I am on a disability pension for mental illness but don't take medication. Despite utilizing all of the other forms (and more not mentioned) of recovery as mentioned in opening post I find I am stigmatized by clinical professions + embedded professionals and varioius peers reliant on such aids for not taking medication. Medication is the first point of call many professionals ask when bringing to light one's labels/DXs in much the same way people judge each by their professions.

I agree that receiving a diagnosis can go a long way to helping an individual take control through understanding alone, however when you start to judge people by their labels, medication, employment status, religion, culture and so on ... well ... that's an illness in our society that's in greater need of attention when compared to defining people other than ourselves. The establishments/ideals within the mental health sector (health sector alone) is as predisposed to such a cancer as stigma itself. Especially when it comes to healing methods that do not require their services. Everyone is typically defined by their label and that label is mostly seen as one (individual) always in need of being fixed.

Sometimes I think it's not the imbalance but more the way people choose to treat themselves outside the box (preconditioned ideal) in as much as how we choose to live. Unless we are living according to someone else's standards people will always resist. I mean this more of everyone ... not just doctor and client, or client and doctor.

Of course this comes from someone often refer to as ill-equipped, unbalanced,undesirable, and so on. Such is the nature of Societies Illness - Not Mine → (yet it is ... one and the same). I'm just byproduct in an 'imperfect' world ... although 'imperfect' is a cop out term that does well to feed the wheel and ensure many more are in need of a fix.

Does not seem right to speak of others without them being present. Again ... this only being a mentally unstable perspective. Feels on par for me.


Thankfully there seems to be a change in the mental health system ... a 'slow change' ... but none the less a change in the right direction. A change less reliant on chemical solutions.

---------- Post Merged at 04:41 PM ---------- Previous Post was at 04:23 PM ----------

I just add one more thing because my 15 minute edit time was up:

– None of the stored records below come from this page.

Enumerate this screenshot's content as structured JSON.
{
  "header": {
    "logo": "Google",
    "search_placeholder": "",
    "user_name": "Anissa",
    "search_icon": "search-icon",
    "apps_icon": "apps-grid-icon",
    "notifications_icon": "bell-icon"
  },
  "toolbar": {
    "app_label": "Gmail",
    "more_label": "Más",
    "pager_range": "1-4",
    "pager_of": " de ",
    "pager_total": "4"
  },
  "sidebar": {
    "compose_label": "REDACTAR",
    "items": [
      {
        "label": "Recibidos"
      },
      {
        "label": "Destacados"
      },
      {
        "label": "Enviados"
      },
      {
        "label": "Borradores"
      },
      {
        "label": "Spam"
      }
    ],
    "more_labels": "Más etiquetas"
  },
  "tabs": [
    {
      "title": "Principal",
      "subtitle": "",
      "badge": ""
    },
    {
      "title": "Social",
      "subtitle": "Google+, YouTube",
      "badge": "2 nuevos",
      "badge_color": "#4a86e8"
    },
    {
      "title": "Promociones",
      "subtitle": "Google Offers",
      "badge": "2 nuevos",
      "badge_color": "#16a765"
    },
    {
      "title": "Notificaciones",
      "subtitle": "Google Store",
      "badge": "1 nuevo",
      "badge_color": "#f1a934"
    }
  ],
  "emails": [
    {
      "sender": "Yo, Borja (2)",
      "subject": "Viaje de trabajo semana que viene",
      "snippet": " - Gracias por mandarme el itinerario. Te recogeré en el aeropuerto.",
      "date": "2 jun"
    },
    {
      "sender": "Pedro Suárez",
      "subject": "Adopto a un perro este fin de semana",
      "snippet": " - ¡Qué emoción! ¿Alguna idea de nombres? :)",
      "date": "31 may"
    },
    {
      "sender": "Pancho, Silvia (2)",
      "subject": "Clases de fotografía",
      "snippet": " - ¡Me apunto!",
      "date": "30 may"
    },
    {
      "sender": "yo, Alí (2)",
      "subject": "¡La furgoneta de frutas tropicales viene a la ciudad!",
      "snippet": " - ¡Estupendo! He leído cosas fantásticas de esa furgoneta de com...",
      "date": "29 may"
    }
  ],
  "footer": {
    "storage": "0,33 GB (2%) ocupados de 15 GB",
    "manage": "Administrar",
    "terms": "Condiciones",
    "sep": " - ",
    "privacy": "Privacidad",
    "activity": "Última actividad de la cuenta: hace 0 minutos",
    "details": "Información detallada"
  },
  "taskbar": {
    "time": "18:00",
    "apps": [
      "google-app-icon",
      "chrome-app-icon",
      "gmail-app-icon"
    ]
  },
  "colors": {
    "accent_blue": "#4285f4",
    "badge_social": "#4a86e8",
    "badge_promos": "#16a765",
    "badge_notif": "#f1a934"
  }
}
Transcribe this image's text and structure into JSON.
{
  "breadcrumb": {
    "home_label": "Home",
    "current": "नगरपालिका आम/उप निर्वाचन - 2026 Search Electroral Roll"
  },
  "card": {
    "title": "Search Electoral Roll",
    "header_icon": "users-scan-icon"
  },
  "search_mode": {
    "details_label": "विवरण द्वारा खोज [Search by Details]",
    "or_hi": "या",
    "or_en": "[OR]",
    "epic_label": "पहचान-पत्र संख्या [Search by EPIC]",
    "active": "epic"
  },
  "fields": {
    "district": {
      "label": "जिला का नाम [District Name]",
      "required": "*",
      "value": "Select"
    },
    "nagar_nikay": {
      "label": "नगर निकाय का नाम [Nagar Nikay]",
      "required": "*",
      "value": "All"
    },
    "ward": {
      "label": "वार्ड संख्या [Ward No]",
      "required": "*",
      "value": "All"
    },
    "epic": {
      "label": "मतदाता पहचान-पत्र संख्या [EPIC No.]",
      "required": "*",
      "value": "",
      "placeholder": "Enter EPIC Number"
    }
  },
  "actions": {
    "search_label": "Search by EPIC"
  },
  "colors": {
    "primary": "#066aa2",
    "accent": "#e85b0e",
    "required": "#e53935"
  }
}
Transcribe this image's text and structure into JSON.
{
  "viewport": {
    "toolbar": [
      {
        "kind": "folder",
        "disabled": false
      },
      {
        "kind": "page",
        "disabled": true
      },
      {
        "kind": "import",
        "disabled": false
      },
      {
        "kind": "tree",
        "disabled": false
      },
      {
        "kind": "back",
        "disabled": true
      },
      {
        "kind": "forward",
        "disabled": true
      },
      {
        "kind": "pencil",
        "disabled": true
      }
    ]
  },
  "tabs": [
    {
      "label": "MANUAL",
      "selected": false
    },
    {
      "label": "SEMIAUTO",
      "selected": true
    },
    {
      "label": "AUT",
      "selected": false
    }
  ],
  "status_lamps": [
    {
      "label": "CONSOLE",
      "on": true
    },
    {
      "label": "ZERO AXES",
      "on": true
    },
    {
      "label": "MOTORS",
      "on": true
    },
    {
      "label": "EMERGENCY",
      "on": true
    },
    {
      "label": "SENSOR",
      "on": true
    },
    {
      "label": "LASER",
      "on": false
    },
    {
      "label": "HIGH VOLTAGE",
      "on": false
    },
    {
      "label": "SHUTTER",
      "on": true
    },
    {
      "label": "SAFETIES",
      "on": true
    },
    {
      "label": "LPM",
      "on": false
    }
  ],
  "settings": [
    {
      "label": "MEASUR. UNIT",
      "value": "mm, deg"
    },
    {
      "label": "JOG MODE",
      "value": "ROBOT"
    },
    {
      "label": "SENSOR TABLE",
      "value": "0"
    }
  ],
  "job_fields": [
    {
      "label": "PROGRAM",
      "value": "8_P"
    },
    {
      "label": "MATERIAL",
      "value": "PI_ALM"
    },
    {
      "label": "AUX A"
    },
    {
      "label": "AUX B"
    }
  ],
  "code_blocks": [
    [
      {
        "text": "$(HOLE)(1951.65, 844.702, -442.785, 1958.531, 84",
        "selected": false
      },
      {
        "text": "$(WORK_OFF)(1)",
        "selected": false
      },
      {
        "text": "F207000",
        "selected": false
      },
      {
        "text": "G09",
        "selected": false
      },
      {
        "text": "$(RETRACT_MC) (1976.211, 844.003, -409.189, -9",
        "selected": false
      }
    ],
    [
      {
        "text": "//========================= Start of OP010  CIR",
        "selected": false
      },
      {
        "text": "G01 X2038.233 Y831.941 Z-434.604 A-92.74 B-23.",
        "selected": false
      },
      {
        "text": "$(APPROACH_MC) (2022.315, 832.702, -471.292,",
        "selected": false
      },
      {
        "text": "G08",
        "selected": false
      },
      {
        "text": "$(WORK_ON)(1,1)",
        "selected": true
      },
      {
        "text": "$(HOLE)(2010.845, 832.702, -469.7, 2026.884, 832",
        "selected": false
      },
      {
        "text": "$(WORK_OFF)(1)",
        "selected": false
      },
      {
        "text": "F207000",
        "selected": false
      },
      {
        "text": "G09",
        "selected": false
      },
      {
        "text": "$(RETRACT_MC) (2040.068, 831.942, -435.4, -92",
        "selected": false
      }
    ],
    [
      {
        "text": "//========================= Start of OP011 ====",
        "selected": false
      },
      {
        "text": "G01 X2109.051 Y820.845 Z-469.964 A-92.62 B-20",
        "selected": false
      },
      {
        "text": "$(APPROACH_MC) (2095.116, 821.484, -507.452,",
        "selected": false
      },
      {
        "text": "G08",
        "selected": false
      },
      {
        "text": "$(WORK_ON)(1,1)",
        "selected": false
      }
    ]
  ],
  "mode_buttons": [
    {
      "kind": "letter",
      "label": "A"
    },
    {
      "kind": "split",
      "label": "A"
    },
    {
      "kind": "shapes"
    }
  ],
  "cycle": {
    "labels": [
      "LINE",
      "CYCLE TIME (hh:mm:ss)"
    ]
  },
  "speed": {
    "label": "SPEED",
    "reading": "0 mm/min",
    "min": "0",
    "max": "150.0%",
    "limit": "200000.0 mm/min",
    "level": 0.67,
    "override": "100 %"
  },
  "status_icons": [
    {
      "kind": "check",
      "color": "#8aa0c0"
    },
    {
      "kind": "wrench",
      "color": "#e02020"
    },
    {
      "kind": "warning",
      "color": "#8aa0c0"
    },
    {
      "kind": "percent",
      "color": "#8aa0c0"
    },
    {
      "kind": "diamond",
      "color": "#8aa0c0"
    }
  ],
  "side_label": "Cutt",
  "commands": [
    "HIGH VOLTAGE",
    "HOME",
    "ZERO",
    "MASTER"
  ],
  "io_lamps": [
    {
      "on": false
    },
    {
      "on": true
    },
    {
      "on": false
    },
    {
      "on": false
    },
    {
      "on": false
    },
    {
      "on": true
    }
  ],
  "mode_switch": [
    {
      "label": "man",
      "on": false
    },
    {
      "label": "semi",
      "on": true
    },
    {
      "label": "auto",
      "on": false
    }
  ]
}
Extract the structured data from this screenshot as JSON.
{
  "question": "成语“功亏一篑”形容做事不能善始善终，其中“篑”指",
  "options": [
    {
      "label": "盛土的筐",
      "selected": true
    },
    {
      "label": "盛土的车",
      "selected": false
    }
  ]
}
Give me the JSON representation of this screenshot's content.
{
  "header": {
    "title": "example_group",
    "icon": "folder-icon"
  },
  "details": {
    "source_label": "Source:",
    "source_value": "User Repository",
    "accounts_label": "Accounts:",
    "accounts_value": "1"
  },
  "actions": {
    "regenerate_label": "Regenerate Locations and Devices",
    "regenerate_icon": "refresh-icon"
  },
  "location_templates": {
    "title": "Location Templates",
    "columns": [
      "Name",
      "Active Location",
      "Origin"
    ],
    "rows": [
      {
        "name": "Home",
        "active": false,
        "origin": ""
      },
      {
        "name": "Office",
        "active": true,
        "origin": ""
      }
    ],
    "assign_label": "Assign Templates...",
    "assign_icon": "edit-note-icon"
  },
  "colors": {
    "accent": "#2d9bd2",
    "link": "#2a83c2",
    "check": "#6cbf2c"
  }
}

I remember a username in another mental health forum who's nick was 'Stigmastomper.' I think that kind of sums it up for me. :)
Replying is not possible. This forum is only available as an archive.